▸ **Brief**: What you return should be every line below, word for word, and none of the images.

▸ **Raw data**:

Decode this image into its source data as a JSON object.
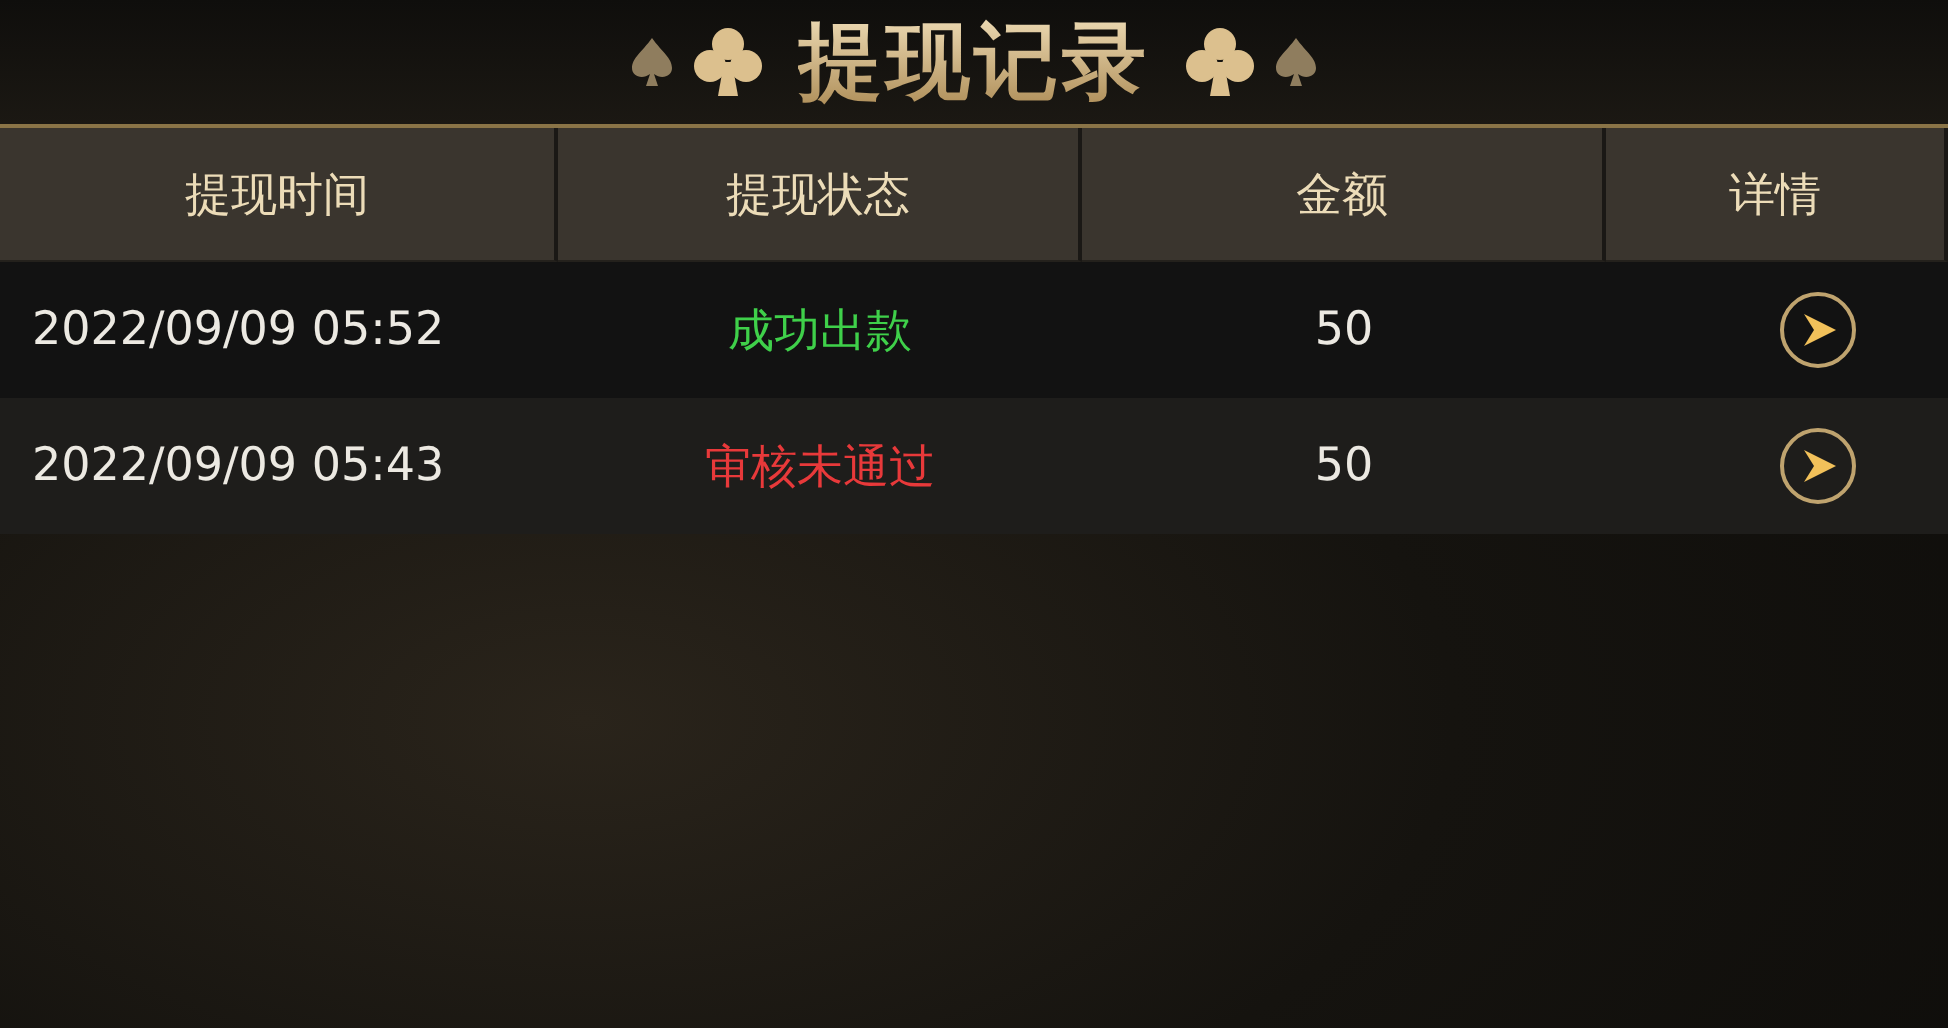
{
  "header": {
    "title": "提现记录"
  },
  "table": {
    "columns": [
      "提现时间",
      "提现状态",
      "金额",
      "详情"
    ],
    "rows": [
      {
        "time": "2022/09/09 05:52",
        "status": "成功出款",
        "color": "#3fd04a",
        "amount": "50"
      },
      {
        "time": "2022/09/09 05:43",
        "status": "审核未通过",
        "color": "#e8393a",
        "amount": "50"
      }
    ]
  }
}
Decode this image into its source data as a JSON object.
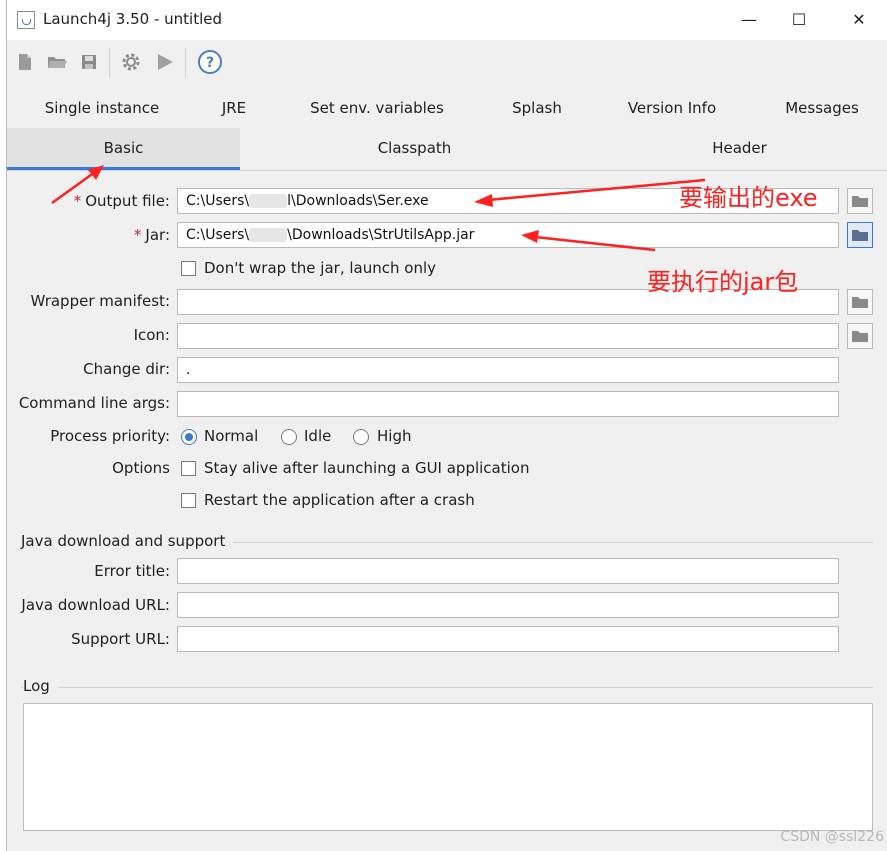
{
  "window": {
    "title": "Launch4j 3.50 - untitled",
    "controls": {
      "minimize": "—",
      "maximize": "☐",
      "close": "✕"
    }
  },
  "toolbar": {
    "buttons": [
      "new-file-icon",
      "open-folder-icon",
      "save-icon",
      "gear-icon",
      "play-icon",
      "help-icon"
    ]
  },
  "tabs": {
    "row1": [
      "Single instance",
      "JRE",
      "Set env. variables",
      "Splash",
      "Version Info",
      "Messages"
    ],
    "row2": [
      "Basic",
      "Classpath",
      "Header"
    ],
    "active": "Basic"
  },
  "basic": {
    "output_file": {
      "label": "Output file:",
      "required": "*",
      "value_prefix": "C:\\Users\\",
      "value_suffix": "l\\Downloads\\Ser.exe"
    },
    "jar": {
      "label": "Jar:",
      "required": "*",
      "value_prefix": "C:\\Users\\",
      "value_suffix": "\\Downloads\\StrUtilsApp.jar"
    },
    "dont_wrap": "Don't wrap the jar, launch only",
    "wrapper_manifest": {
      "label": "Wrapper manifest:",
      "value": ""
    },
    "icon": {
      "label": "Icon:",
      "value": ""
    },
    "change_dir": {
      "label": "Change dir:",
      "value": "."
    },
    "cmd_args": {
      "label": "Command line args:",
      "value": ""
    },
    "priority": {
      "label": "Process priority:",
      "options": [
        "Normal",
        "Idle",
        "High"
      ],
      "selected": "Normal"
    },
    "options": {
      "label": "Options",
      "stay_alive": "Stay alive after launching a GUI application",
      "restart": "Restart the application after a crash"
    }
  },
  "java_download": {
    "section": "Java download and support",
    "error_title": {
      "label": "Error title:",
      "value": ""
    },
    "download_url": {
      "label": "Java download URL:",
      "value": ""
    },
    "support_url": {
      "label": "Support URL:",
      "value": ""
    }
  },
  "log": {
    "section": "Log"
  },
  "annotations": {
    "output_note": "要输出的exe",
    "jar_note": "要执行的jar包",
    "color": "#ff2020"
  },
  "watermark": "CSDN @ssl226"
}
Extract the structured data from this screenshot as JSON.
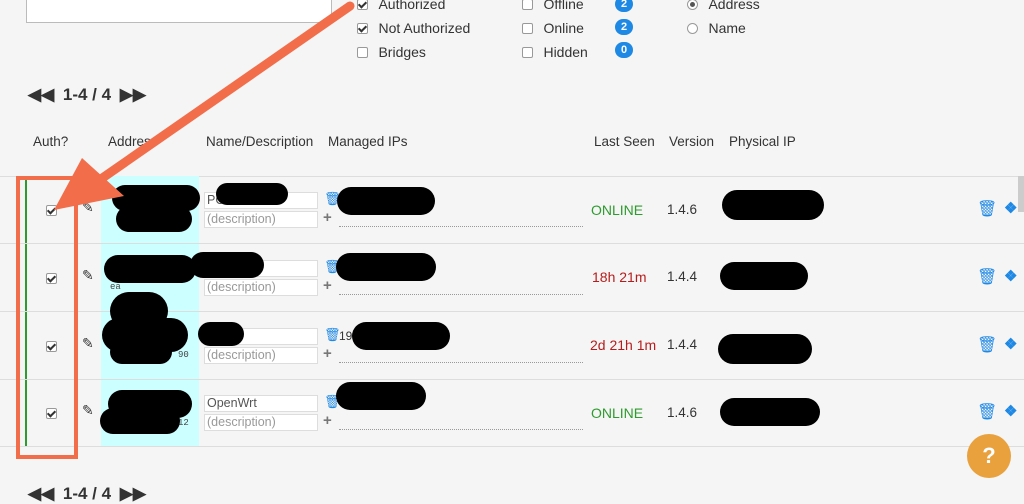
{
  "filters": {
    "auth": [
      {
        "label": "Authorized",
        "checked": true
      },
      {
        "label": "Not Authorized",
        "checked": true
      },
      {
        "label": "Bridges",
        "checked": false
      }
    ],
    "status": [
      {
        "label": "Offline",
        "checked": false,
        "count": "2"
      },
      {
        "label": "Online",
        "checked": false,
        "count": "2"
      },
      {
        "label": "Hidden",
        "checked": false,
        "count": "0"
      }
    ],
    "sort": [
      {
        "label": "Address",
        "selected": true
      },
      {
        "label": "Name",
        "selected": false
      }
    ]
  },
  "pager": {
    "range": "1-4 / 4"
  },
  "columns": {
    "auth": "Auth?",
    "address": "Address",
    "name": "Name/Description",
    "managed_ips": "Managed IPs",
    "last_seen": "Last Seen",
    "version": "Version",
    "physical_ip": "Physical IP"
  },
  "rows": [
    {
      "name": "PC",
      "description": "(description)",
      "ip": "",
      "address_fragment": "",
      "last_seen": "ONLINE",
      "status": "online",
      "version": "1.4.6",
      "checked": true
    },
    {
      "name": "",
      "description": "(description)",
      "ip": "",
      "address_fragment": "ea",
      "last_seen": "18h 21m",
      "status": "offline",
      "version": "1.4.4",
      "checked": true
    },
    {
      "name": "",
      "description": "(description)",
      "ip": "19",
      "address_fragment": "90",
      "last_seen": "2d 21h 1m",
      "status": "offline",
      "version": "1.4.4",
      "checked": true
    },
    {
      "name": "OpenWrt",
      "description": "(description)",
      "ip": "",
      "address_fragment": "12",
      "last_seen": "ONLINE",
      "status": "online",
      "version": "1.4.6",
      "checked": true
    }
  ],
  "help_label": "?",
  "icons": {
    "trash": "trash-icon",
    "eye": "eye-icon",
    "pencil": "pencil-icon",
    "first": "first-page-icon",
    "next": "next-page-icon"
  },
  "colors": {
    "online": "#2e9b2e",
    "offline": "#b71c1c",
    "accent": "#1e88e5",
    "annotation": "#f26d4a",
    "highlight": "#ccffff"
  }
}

▸ **Expected output**:
Decode this image into its source data as a JSON object.
{
  "header": {
    "title": "提现记录"
  },
  "table": {
    "columns": [
      "提现时间",
      "提现状态",
      "金额",
      "详情"
    ],
    "rows": [
      {
        "time": "2022/09/09 05:52",
        "status": "成功出款",
        "color": "#3fd04a",
        "amount": "50"
      },
      {
        "time": "2022/09/09 05:43",
        "status": "审核未通过",
        "color": "#e8393a",
        "amount": "50"
      }
    ]
  }
}
Decode this image into its source data as a JSON object.
{
  "window": {
    "title": "Launch4j 3.50 - untitled",
    "controls": {
      "minimize": "—",
      "maximize": "☐",
      "close": "✕"
    }
  },
  "toolbar": {
    "buttons": [
      "new-file-icon",
      "open-folder-icon",
      "save-icon",
      "gear-icon",
      "play-icon",
      "help-icon"
    ]
  },
  "tabs": {
    "row1": [
      "Single instance",
      "JRE",
      "Set env. variables",
      "Splash",
      "Version Info",
      "Messages"
    ],
    "row2": [
      "Basic",
      "Classpath",
      "Header"
    ],
    "active": "Basic"
  },
  "basic": {
    "output_file": {
      "label": "Output file:",
      "required": "*",
      "value_prefix": "C:\\Users\\",
      "value_suffix": "l\\Downloads\\Ser.exe"
    },
    "jar": {
      "label": "Jar:",
      "required": "*",
      "value_prefix": "C:\\Users\\",
      "value_suffix": "\\Downloads\\StrUtilsApp.jar"
    },
    "dont_wrap": "Don't wrap the jar, launch only",
    "wrapper_manifest": {
      "label": "Wrapper manifest:",
      "value": ""
    },
    "icon": {
      "label": "Icon:",
      "value": ""
    },
    "change_dir": {
      "label": "Change dir:",
      "value": "."
    },
    "cmd_args": {
      "label": "Command line args:",
      "value": ""
    },
    "priority": {
      "label": "Process priority:",
      "options": [
        "Normal",
        "Idle",
        "High"
      ],
      "selected": "Normal"
    },
    "options": {
      "label": "Options",
      "stay_alive": "Stay alive after launching a GUI application",
      "restart": "Restart the application after a crash"
    }
  },
  "java_download": {
    "section": "Java download and support",
    "error_title": {
      "label": "Error title:",
      "value": ""
    },
    "download_url": {
      "label": "Java download URL:",
      "value": ""
    },
    "support_url": {
      "label": "Support URL:",
      "value": ""
    }
  },
  "log": {
    "section": "Log"
  },
  "annotations": {
    "output_note": "要输出的exe",
    "jar_note": "要执行的jar包",
    "color": "#ff2020"
  },
  "watermark": "CSDN @ssl226"
}
Extract the structured data from this screenshot as JSON.
{
  "filters": {
    "auth": [
      {
        "label": "Authorized",
        "checked": true
      },
      {
        "label": "Not Authorized",
        "checked": true
      },
      {
        "label": "Bridges",
        "checked": false
      }
    ],
    "status": [
      {
        "label": "Offline",
        "checked": false,
        "count": "2"
      },
      {
        "label": "Online",
        "checked": false,
        "count": "2"
      },
      {
        "label": "Hidden",
        "checked": false,
        "count": "0"
      }
    ],
    "sort": [
      {
        "label": "Address",
        "selected": true
      },
      {
        "label": "Name",
        "selected": false
      }
    ]
  },
  "pager": {
    "range": "1-4 / 4"
  },
  "columns": {
    "auth": "Auth?",
    "address": "Address",
    "name": "Name/Description",
    "managed_ips": "Managed IPs",
    "last_seen": "Last Seen",
    "version": "Version",
    "physical_ip": "Physical IP"
  },
  "rows": [
    {
      "name": "PC",
      "description": "(description)",
      "ip": "",
      "address_fragment": "",
      "last_seen": "ONLINE",
      "status": "online",
      "version": "1.4.6",
      "checked": true
    },
    {
      "name": "",
      "description": "(description)",
      "ip": "",
      "address_fragment": "ea",
      "last_seen": "18h 21m",
      "status": "offline",
      "version": "1.4.4",
      "checked": true
    },
    {
      "name": "",
      "description": "(description)",
      "ip": "19",
      "address_fragment": "90",
      "last_seen": "2d 21h 1m",
      "status": "offline",
      "version": "1.4.4",
      "checked": true
    },
    {
      "name": "OpenWrt",
      "description": "(description)",
      "ip": "",
      "address_fragment": "12",
      "last_seen": "ONLINE",
      "status": "online",
      "version": "1.4.6",
      "checked": true
    }
  ],
  "help_label": "?",
  "icons": {
    "trash": "trash-icon",
    "eye": "eye-icon",
    "pencil": "pencil-icon",
    "first": "first-page-icon",
    "next": "next-page-icon"
  },
  "colors": {
    "online": "#2e9b2e",
    "offline": "#b71c1c",
    "accent": "#1e88e5",
    "annotation": "#f26d4a",
    "highlight": "#ccffff"
  }
}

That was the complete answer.